(Items from a dataset)

○ ○ ○

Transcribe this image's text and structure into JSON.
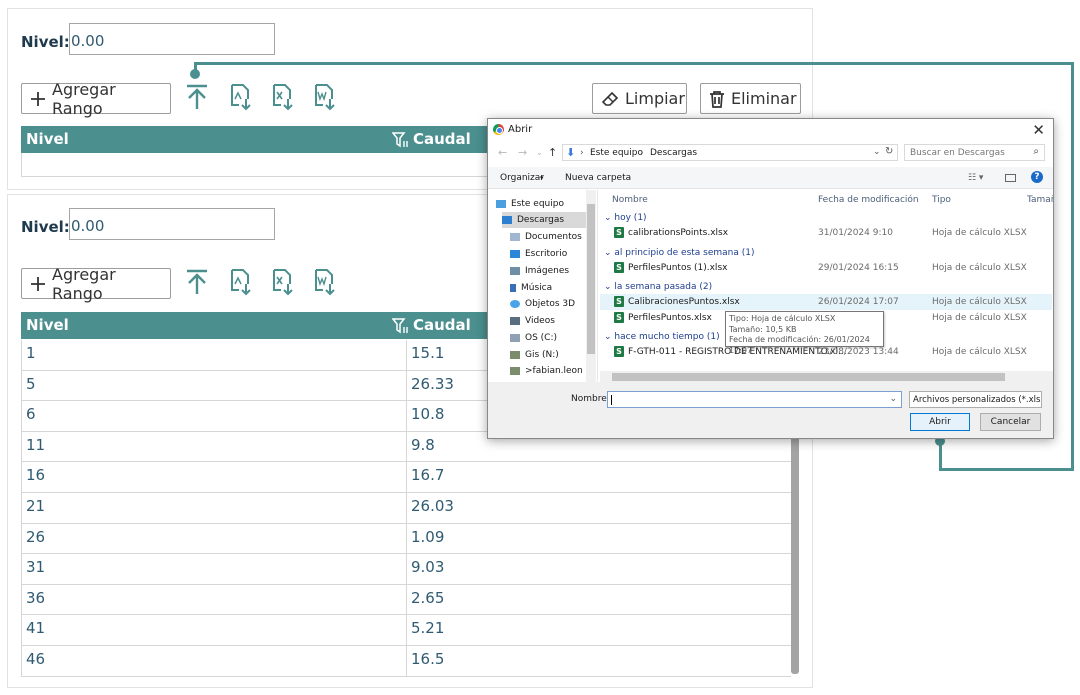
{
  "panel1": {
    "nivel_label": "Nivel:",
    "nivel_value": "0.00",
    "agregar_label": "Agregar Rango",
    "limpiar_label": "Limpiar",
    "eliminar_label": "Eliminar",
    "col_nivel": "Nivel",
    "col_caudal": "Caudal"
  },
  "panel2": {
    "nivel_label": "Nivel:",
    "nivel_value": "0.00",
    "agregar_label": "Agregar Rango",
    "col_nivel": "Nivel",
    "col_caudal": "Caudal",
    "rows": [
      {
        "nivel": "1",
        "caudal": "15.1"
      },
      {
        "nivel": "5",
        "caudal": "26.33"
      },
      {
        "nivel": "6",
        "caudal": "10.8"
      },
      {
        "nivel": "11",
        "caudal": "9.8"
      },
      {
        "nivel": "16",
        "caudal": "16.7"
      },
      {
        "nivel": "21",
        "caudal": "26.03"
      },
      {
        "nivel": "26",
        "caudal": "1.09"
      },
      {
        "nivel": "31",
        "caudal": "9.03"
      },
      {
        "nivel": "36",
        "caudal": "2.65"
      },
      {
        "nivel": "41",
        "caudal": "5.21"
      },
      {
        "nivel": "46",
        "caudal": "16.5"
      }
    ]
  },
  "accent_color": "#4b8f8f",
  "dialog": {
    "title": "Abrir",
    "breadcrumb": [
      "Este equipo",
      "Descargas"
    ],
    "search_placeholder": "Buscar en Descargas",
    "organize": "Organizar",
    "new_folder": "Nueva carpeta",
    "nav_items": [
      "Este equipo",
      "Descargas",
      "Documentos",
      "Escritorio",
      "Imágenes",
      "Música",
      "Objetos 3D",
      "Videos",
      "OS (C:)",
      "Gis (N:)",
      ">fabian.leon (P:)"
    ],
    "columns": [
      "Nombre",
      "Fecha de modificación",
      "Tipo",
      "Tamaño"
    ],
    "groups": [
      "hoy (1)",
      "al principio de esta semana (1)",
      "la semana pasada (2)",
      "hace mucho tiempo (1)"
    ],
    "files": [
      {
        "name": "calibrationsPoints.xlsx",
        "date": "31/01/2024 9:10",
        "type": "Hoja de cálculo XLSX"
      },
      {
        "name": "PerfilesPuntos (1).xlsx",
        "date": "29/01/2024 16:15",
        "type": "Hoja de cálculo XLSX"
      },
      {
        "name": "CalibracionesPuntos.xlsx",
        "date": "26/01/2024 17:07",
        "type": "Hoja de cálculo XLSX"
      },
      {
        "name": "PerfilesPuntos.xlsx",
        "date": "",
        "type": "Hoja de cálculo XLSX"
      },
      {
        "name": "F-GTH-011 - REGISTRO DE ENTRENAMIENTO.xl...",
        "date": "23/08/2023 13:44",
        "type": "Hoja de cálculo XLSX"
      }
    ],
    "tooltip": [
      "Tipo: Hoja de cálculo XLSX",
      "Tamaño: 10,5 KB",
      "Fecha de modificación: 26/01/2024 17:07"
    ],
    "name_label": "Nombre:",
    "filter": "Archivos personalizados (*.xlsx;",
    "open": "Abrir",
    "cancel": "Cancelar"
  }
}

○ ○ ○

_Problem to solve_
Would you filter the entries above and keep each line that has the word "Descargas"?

_Output below_
      "Descargas"
    "search_placeholder": "Buscar en Descargas",
      "Descargas",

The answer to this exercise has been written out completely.